One recent study suggested that the atmosphere was stripped away from above. In that scenario, energetic solar storms and cosmic rays might have blasted atmospheric molecules into space, and that process might be continuing even today.

"In many regards, Mars is the planet most similar to Earth, but it differs from Earth in a big but subtle way: Earth has a global magnetic field, Mars does not. We think that a global magnetic field can be a very good shield for the atmosphere," Brain said.

Another study, however, suggested that significant amounts of CO2 were trapped in Martian rocks as carbonates, types of minerals that contain carbon and oxygen. So was the air lost by flying up into space, or sinking down into the rocks? "The answer most certainly is both, and the answer might not be one process for all time," Brain said.

What Maven will do
NASA's Maven spacecraft, scheduled for launch from Cape Canaveral Air Force Station on Nov. 18, is carrying three suites of instruments to sort out what's happening to Mars' atmosphere. It's due to reach Martian orbit next September. "Maven" is an acronym of sorts, standing for Mars Atmosphere and Volatile EvolutioN. That phrase summarizes the focus of Maven's observations.

Image: Maven
An artist's conception shows NASA's Maven spacecraft in Martian orbit.

"Previous spacecraft have been to Mars with some of the instruments," Brain said. "We have measured charged particles escaping from the atmosphere before. What makes Maven a strong mission is that we've never before had all the instruments we've needed to answer these questions on the same spacecraft at the same time."

Maven will measure the current composition of Mars' upper atmosphere, monitor the rate at which different chemicals in the atmosphere are escaping into space, and study the effects of the solar wind. Those readings could help answer many of the questions about the Red Planet's past.

There's one question that Maven won't be able to answer directly, however — and that's the one having to do with methane on Mars. Some studies have detected enough methane in the Red Planet's atmosphere to hint at a biological source. However, NASA's Curiosity rover found no trace of the gas at the Martian surface.

Image: Dave Brain
Dave Brain is a co-investigator for the Maven mission to Mars.

Brain said Maven's mission managers considered whether it would be worthwhile to tweak the spacecraft's instruments to detect methane, but decided that "modifying that science came at an expense, and therefore would possibly jeopardize our ability to accomplish the original mission objectives." Instead, scientists might look to India's just-launched Mars Orbiter Mission for more clarity on the methane question.

Why does all this matter? Brain says Maven could help scientists compare the climate histories of Mars and Earth — and perhaps reveal how one planet became cold and forbidding, while the other planet stayed warm and welcoming to life as we know it.

"When we think about climate and habitability, Earth is all we know about right now," he said. "But wouldn't it be neat if, long ago, Mars looked like Earth?"

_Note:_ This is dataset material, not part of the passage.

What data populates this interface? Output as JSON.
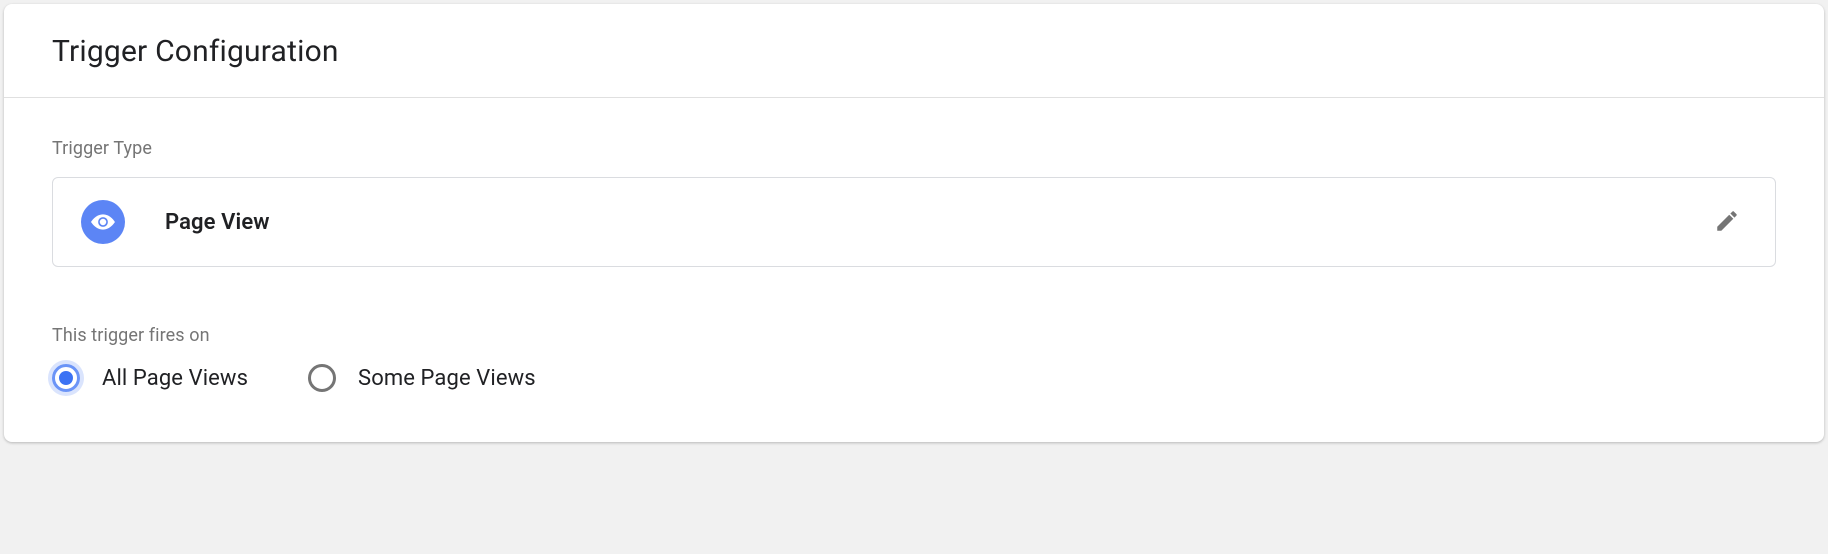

Brain is joining me for an online chat about the Maven mission on "Virtually Speaking Science," a talk show that airs at 8 p.m. ET Wednesday via Blog Talk Radio and in the Exploratorium's virtual auditorium in Second Life. Join the virtual audience, listen to the hourlong show live online, or download the podcast anytime via Blog Talk Radio or iTunes. You can send in questions via Twitter, using the hashtag #askVS. And while you're at it, check out these archived shows from "Virtually Speaking Science":

Alan Boyle is NBCNews.com's science editor. Connect with the Cosmic Log community by "liking" the NBC News Science Facebook page, following @b0yle on Twitter and adding +Alan Boyle to your Google+ circles. To keep up with NBCNews.com's stories about science and space, sign up for the Tech & Science newsletter, delivered to your email in-box every weekday. You can also check out "The Case for Pluto," my book about the controversial dwarf planet and the search for new worlds.